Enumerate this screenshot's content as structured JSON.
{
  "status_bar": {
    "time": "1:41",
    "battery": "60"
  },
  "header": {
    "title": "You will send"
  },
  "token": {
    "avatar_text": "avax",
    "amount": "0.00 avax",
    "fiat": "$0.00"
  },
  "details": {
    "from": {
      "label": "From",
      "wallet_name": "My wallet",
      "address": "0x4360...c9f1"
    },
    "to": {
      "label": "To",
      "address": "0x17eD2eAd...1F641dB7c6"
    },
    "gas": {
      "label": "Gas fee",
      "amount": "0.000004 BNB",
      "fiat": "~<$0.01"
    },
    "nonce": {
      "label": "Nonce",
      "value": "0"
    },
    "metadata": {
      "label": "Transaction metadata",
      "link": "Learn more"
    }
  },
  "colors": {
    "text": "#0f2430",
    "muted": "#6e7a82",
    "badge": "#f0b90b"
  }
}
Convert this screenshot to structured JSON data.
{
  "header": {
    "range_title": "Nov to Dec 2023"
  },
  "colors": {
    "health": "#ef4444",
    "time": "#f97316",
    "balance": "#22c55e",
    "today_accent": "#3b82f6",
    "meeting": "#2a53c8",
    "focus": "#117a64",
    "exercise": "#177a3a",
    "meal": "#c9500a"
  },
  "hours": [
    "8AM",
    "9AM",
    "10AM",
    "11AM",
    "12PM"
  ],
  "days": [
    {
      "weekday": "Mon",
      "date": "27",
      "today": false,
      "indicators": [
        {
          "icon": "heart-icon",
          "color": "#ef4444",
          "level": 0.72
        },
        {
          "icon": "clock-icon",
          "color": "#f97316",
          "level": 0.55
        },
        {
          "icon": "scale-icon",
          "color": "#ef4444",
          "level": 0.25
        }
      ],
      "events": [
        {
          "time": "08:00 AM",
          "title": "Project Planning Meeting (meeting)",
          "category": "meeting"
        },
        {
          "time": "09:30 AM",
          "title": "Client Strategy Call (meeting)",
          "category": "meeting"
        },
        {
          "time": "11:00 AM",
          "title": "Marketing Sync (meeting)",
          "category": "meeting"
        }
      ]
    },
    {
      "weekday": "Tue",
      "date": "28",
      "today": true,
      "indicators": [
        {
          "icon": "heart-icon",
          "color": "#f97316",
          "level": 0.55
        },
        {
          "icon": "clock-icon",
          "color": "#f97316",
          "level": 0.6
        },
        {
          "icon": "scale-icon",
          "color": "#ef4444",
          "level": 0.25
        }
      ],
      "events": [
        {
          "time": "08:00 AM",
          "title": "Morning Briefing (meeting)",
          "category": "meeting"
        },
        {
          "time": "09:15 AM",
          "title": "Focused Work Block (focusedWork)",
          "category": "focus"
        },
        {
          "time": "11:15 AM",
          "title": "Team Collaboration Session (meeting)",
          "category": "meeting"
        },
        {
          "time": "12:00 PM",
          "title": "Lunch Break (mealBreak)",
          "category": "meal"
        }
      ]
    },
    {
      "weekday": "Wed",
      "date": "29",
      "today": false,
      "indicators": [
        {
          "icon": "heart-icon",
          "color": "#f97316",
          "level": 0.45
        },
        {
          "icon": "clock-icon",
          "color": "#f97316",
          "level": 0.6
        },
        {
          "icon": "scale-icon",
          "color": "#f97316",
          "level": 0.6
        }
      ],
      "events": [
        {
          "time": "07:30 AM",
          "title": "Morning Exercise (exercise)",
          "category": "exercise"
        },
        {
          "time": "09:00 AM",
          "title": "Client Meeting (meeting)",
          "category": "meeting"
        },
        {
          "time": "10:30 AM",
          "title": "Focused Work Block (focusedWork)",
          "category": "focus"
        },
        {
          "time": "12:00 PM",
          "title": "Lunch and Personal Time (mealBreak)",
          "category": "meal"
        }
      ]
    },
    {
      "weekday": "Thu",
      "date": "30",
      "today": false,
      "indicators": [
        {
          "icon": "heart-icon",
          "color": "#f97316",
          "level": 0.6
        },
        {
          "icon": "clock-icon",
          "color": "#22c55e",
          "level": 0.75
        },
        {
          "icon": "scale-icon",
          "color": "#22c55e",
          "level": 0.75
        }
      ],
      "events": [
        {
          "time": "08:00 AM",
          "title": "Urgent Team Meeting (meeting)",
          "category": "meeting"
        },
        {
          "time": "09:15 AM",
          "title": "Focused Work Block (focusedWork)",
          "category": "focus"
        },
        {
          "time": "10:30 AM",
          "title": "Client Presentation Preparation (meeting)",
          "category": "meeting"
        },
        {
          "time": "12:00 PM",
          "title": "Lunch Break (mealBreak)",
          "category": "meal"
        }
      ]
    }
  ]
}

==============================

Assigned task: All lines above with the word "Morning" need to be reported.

Response area:
          "title": "Morning Briefing (meeting)",
          "title": "Morning Exercise (exercise)",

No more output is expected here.